In Ubuntu I could open Nautilus by typing

sudo nautilus
to move files easier.
What’s the command on Opensuse to do this?

To open Nautilus, simply use the following command:


You can open it in the terminal using that method, or press Alt+F2 and search for Nautilus. Both will open the graphical interface for the program, so opening it with the icon or the search may be easier because it will save space because it does not require a terminal to be open while using the program (some programs open through the terminal may require you to keep the terminal window open to run, although Nautilus doesn’t require this). If you want to open Nautilus as root, use the following set of commands (with each line representing a new command, and the # representing a command issued while under root permissions, so no need to type the # in):



Hope that answers your question. :slight_smile:

> In Ubuntu I could open Nautilus by typing > sudo nautilus to move files easier.
> What’s the command on Opensuse to do this?

what version of openSuSE are you using?
what windows manager (Gnome, KDE3, KDE4, other) are you using?
if using KDE, did you also install Gnome?

if you do not have Gnome installed you will not have Nautilus
installed…and, you can’t run it…

if you are running KDE3 you can use the menu:
GO System → File Manager → File Manager - Super User Mode)
which will pop open KDE’s version of Nautilus (it will be some
different…click Window > Split View Left/Right, for the classic
side-by-side two pane window to drag between)

if you are running KDE4 i’m not sure (i’ve not tried it) but i GUESS
the above from KDE3 MIGHT work, or maybe can press Alt+F2 and type into
the blank that pops up:

kdesu kfmclient openProfile filemanagement

and give the root pass when prompted…

but you should never sudo/kdesu unless you really need
to…because moving files/stuff around as ROOT is a real easy way to
get file and directory permissions very messed up…(i know because i did
it when i was first trying to learn Linux…and, messed up big
time…stuff that i should have been able to do, suddenly i could
not…and, i could ONLY get anything done as ROOT…i had to start
over, and UNlearn some habits i had learned in non-Linux OSes!)

DenverD (Linux Counter 282315)
A Texan in Denmark

There is also a universal alternative to KDE and Gnome specific file management programs: Midnight Commander. It’s not the normal GUI based program like Nuatilus. MC is based in the terminal and requires the arrow and tab keys to move files in a two-panel setup. If you want to install Midnight Commander, open YaST Package Manager, and when the repositories finish refreshing, search for “mc” and Midnight Commander will be there. Just click “Install” and then “Apply”.

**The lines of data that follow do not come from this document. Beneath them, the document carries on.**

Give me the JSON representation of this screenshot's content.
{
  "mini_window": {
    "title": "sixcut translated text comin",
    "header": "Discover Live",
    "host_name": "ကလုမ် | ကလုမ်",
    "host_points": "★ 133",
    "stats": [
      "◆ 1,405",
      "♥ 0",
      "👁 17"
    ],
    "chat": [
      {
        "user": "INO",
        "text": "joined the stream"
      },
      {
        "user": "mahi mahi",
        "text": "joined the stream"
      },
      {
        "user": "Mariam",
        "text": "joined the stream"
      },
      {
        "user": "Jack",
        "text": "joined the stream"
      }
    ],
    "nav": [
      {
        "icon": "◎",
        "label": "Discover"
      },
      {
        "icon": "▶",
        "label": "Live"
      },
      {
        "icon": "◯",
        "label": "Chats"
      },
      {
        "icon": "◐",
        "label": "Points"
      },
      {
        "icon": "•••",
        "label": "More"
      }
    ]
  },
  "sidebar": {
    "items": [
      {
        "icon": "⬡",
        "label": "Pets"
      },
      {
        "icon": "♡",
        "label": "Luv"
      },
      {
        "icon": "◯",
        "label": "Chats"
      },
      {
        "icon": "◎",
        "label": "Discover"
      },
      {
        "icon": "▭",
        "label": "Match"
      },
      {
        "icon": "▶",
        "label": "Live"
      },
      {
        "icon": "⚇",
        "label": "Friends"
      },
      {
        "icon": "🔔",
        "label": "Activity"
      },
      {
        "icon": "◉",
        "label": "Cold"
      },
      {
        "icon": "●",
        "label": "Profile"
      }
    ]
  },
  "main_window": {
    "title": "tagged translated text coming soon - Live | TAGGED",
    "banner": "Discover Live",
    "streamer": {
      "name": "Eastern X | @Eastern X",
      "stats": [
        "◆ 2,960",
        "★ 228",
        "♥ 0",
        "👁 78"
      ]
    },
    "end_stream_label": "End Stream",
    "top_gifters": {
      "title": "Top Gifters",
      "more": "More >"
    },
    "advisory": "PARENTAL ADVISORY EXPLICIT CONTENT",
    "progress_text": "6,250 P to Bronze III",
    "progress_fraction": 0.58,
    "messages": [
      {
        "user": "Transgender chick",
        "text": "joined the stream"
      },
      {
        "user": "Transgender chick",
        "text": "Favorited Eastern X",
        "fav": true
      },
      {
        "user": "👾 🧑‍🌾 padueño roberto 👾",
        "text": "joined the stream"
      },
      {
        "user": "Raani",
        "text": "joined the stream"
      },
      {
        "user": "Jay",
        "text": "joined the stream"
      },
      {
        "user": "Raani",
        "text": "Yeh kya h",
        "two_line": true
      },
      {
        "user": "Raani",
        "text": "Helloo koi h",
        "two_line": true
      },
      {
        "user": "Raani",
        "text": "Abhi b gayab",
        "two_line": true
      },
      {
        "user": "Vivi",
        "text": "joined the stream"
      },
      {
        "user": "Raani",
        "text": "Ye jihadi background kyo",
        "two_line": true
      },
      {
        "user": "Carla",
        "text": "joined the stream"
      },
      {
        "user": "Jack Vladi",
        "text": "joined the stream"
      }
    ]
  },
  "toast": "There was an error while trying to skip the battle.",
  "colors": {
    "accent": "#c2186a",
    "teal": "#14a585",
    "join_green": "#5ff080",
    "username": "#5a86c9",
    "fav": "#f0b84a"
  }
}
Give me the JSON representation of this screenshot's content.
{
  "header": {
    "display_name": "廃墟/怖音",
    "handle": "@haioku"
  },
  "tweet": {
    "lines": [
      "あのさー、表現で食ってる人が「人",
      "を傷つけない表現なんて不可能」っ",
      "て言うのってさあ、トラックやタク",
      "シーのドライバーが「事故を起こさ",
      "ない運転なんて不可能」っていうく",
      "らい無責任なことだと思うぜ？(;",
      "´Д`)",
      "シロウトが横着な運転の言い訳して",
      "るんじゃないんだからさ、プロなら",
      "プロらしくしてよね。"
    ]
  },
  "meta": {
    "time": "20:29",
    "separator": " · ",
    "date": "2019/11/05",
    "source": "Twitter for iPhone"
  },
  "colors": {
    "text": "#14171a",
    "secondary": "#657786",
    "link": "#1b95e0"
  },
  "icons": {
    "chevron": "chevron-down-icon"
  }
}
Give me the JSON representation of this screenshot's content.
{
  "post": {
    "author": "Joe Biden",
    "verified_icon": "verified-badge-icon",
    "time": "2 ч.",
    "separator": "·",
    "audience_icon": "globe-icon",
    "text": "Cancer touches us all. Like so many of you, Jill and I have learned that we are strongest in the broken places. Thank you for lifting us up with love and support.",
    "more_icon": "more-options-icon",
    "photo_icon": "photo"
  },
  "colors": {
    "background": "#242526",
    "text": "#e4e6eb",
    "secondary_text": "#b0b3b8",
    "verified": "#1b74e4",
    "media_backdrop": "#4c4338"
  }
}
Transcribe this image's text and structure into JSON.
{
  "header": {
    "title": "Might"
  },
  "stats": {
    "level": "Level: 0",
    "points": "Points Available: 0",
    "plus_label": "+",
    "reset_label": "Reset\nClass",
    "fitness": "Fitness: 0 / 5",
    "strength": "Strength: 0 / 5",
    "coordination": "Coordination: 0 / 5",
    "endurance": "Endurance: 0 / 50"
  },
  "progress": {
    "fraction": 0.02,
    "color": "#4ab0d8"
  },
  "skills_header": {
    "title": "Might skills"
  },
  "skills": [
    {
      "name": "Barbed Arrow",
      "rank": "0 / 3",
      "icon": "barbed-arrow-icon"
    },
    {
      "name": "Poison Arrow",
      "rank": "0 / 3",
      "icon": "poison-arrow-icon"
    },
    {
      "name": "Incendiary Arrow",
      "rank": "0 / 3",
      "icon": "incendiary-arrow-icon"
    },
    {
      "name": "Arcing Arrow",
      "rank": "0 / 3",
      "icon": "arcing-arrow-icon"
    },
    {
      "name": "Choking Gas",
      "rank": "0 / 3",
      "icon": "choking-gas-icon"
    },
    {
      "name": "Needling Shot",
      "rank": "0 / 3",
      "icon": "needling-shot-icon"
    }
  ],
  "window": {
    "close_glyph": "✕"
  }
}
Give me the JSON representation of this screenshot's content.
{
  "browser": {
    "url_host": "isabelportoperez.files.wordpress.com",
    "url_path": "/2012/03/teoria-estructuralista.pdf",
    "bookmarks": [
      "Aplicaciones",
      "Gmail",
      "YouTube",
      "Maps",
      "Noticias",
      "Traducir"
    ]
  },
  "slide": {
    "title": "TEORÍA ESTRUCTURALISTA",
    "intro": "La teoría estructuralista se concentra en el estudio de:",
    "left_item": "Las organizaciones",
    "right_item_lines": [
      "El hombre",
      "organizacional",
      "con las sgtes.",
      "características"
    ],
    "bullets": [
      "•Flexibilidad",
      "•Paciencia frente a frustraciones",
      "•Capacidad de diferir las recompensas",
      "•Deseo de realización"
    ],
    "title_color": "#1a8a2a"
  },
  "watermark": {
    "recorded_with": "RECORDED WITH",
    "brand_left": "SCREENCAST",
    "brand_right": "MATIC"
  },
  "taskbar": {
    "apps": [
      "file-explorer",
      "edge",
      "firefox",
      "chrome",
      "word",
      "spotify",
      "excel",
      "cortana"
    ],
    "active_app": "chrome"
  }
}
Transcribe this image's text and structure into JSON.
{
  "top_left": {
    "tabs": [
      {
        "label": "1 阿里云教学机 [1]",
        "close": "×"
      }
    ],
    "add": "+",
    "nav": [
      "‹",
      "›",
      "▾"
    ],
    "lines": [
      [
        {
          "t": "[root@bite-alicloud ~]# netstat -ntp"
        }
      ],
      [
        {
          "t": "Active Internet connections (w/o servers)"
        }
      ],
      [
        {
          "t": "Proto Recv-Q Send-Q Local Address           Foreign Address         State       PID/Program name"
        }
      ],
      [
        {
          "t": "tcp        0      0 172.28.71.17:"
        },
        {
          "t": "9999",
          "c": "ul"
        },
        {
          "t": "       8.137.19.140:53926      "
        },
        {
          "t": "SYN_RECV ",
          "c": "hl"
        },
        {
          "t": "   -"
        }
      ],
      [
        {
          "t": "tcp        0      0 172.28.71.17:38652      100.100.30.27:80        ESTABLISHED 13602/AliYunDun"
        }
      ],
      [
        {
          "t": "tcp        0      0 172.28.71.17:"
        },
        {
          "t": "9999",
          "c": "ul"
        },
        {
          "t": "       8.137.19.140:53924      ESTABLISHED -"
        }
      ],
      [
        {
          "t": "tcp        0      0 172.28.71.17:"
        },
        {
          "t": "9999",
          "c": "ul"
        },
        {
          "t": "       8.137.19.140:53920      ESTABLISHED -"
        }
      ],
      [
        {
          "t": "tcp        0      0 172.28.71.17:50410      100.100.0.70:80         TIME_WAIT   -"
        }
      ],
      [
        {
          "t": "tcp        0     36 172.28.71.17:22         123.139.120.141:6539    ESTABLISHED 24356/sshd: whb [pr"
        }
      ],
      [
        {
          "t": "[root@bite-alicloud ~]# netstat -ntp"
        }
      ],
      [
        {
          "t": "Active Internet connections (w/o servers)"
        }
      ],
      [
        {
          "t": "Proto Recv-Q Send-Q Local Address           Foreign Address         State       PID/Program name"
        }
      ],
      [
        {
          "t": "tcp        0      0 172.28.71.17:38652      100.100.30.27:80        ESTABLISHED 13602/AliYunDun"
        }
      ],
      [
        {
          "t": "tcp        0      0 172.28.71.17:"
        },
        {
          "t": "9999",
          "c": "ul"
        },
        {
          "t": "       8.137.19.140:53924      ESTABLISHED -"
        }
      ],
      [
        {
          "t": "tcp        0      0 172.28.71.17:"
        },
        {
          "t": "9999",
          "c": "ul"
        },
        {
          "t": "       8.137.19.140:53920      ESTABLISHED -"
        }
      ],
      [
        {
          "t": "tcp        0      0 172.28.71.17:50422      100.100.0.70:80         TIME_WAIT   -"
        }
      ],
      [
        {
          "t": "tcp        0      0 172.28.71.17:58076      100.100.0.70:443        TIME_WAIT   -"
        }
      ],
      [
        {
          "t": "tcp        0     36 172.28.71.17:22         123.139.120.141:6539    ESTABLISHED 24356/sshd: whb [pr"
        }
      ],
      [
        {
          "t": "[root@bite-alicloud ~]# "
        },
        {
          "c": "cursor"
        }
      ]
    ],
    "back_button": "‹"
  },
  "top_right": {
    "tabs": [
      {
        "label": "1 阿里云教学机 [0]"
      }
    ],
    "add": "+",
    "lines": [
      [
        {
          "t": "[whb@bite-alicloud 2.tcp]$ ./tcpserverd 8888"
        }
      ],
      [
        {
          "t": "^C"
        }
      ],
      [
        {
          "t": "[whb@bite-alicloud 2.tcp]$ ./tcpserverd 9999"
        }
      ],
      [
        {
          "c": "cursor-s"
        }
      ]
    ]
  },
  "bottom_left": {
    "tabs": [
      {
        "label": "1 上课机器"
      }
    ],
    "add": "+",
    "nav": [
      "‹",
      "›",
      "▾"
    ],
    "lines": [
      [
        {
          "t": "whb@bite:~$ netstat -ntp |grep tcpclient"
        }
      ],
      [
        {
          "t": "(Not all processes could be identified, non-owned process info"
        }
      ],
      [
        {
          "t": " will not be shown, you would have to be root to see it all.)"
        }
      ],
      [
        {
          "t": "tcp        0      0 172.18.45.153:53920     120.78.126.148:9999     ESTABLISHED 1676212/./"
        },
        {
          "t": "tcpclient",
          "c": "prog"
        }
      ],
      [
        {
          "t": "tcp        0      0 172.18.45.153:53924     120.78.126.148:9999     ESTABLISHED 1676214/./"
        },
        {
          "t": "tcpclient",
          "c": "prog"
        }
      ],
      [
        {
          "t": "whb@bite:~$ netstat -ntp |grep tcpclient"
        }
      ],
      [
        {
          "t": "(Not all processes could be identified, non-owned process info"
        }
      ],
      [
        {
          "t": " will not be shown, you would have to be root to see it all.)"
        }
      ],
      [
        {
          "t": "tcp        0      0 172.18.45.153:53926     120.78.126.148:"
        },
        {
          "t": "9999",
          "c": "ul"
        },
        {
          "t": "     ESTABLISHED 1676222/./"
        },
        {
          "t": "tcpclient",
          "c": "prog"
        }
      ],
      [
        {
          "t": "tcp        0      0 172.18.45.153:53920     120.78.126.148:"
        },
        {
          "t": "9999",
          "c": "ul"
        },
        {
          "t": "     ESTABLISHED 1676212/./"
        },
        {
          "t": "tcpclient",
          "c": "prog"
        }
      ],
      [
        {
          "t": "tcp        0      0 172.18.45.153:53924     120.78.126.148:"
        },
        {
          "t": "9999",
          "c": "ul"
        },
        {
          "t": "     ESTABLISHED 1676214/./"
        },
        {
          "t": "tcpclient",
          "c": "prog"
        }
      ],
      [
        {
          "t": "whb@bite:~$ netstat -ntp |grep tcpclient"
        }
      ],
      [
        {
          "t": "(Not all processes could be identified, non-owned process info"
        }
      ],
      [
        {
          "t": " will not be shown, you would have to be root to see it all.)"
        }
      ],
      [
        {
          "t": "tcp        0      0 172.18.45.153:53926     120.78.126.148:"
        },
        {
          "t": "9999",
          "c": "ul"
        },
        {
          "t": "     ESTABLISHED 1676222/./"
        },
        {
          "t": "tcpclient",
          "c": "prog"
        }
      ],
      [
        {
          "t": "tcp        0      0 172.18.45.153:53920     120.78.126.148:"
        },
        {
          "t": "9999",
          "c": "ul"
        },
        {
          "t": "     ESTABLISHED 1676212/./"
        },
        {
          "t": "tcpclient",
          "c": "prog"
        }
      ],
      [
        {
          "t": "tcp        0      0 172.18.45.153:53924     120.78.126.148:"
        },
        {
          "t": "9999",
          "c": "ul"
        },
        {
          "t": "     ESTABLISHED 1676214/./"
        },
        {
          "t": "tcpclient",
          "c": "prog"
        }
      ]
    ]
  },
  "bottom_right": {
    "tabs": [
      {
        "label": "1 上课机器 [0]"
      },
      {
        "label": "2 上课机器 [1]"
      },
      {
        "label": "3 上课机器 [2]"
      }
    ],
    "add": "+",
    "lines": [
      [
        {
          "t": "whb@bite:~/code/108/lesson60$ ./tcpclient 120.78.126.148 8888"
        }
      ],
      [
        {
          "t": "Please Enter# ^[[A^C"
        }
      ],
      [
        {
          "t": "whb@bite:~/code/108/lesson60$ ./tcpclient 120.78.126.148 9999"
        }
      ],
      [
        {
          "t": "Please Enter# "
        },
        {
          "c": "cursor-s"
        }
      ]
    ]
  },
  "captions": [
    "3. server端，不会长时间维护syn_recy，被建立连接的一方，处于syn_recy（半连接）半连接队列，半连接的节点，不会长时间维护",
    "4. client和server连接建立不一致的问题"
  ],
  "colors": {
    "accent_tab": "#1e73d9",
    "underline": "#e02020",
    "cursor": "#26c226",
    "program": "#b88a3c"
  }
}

Hope that opens another option for you. :slight_smile:

Just like the good old Norton Commander. The tool to use when wanting to do file management in a terminal console :slight_smile:

Good tip UG

Hmm, well, if you don’t have the Gnome desktop installed, then first you will have to install Nautilus from the repos.

Just search and you should find it there, you might have to enable the gnome repo first of course :).

Once installed, this is the command:

sudo nautilus --no-desktop &

The --no-desktop stops it loading the whole Gnome desktop and taskbars over your KDE (or other non-gnome) desktop.

gnomesu nautilus

Opensuse 11 gnome.

What I mean is to open a nautilus window and being able to move the restricted/locked files from folder to folder without using commands on the terminal.

:slight_smile: that’s it, THX.

it’s a bit OT, but have to also mention Krusader - can’t live without it - no matter am I using KDE or even Gnome. It’s closest to Total Commander GUI, and, of course :wink: better!
And it has easy access to root mode…](